YOUR ASSIGNMENT » Scan the entries below for the word "history". Copy out every line in which it occurs.

App and web page records

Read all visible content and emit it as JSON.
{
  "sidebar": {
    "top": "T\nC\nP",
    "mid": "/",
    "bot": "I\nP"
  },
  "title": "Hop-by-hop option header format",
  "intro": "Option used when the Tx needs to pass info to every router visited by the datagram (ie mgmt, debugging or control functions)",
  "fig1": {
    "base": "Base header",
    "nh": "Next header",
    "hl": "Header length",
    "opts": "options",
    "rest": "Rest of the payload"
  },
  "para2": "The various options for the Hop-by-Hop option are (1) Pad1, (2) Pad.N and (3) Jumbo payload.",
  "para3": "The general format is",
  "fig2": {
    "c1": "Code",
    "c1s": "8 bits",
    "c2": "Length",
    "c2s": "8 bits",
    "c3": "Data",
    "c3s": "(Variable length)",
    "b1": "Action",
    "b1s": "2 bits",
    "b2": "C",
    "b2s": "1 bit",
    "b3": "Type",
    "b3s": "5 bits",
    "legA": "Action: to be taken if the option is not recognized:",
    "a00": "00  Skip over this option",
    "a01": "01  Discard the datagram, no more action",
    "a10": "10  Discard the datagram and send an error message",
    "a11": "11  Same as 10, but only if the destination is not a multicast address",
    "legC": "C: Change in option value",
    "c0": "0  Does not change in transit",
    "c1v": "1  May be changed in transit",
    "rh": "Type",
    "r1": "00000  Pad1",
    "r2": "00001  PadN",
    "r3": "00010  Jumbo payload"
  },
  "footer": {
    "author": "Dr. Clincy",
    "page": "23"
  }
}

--

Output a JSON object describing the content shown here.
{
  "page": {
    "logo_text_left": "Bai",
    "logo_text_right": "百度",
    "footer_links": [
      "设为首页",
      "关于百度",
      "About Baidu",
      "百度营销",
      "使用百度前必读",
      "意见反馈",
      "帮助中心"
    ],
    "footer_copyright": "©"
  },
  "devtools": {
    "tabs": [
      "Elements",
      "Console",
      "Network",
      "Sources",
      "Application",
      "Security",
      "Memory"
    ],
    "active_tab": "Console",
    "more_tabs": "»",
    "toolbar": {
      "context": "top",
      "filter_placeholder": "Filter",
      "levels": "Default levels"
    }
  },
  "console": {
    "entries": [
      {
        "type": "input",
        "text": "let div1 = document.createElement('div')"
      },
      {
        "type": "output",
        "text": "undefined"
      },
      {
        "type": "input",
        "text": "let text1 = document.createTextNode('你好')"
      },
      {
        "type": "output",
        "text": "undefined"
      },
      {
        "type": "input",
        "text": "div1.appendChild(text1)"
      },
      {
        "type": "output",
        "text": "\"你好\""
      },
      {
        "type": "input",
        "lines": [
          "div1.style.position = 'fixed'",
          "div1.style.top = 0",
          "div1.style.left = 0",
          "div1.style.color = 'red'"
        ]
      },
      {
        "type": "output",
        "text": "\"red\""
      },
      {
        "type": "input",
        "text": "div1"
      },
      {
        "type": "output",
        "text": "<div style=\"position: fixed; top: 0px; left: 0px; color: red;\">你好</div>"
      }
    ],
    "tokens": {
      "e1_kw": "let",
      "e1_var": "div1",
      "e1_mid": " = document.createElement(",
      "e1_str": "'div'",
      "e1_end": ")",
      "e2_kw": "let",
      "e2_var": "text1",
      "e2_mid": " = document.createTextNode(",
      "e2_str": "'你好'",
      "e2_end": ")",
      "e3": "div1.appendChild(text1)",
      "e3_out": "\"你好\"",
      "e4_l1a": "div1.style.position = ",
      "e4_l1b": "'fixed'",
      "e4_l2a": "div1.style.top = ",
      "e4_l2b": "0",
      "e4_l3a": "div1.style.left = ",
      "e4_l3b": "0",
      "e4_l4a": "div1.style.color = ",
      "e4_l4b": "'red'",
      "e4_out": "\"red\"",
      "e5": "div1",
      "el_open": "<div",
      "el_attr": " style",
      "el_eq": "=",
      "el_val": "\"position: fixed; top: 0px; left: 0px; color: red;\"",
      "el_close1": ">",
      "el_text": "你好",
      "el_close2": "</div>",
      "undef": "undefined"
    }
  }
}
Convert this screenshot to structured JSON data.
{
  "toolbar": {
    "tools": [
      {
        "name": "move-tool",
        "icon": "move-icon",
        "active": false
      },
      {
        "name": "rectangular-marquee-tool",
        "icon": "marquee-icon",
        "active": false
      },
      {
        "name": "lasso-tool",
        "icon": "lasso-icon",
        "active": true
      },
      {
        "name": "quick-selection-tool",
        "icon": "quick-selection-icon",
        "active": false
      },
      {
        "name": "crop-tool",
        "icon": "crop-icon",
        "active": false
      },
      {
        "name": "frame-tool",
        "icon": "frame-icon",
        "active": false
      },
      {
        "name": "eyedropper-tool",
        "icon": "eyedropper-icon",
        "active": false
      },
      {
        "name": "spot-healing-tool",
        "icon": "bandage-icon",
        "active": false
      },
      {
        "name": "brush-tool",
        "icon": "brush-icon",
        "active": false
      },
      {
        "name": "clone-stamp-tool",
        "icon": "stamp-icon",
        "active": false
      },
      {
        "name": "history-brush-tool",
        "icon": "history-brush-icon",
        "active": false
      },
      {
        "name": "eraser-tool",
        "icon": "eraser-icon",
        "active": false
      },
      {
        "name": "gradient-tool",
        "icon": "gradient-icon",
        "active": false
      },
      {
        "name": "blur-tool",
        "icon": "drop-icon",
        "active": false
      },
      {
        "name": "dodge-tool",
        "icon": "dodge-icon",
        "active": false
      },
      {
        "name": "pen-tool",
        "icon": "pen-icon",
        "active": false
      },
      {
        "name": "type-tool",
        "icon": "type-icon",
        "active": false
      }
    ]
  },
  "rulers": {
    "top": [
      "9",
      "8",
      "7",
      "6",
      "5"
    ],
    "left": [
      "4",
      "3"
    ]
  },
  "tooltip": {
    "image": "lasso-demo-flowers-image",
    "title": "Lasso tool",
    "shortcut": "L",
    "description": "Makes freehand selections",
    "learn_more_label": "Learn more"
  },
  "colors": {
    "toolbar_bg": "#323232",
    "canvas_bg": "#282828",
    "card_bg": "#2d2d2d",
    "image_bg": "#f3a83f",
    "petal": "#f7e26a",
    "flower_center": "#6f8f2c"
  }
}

SOLUTION BELOW »
        "name": "history-brush-tool",
        "icon": "history-brush-icon",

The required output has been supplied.